Directions.
Each entry in the listing must be set down again word for word.

Raw data.
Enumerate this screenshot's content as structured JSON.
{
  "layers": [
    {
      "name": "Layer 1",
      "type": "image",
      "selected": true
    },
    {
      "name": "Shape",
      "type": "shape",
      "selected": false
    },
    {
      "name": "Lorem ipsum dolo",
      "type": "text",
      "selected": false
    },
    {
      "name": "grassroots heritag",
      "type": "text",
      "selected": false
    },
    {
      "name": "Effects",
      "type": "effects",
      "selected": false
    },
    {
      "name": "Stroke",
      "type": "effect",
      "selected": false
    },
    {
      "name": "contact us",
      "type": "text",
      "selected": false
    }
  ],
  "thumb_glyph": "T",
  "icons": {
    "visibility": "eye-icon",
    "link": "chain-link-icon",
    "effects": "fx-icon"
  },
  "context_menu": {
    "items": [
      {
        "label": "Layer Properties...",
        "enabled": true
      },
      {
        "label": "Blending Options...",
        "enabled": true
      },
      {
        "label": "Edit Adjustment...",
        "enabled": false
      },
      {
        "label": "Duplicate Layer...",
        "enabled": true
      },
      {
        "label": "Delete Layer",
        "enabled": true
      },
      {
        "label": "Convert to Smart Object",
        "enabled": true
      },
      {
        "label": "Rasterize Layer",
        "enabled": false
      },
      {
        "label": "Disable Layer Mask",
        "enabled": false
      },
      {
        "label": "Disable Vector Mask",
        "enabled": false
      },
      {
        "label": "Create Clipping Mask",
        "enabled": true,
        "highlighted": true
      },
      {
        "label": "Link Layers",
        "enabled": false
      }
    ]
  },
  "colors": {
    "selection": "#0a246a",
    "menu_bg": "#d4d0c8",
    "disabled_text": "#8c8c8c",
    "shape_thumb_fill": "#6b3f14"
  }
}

Answer box.
Enumerate this screenshot's content as structured JSON.
{
  "layers": [
    {
      "name": "Layer 1",
      "type": "image",
      "selected": true
    },
    {
      "name": "Shape",
      "type": "shape",
      "selected": false
    },
    {
      "name": "Lorem ipsum dolo",
      "type": "text",
      "selected": false
    },
    {
      "name": "grassroots heritag",
      "type": "text",
      "selected": false
    },
    {
      "name": "Effects",
      "type": "effects",
      "selected": false
    },
    {
      "name": "Stroke",
      "type": "effect",
      "selected": false
    },
    {
      "name": "contact us",
      "type": "text",
      "selected": false
    }
  ],
  "thumb_glyph": "T",
  "icons": {
    "visibility": "eye-icon",
    "link": "chain-link-icon",
    "effects": "fx-icon"
  },
  "context_menu": {
    "items": [
      {
        "label": "Layer Properties...",
        "enabled": true
      },
      {
        "label": "Blending Options...",
        "enabled": true
      },
      {
        "label": "Edit Adjustment...",
        "enabled": false
      },
      {
        "label": "Duplicate Layer...",
        "enabled": true
      },
      {
        "label": "Delete Layer",
        "enabled": true
      },
      {
        "label": "Convert to Smart Object",
        "enabled": true
      },
      {
        "label": "Rasterize Layer",
        "enabled": false
      },
      {
        "label": "Disable Layer Mask",
        "enabled": false
      },
      {
        "label": "Disable Vector Mask",
        "enabled": false
      },
      {
        "label": "Create Clipping Mask",
        "enabled": true,
        "highlighted": true
      },
      {
        "label": "Link Layers",
        "enabled": false
      }
    ]
  },
  "colors": {
    "selection": "#0a246a",
    "menu_bg": "#d4d0c8",
    "disabled_text": "#8c8c8c",
    "shape_thumb_fill": "#6b3f14"
  }
}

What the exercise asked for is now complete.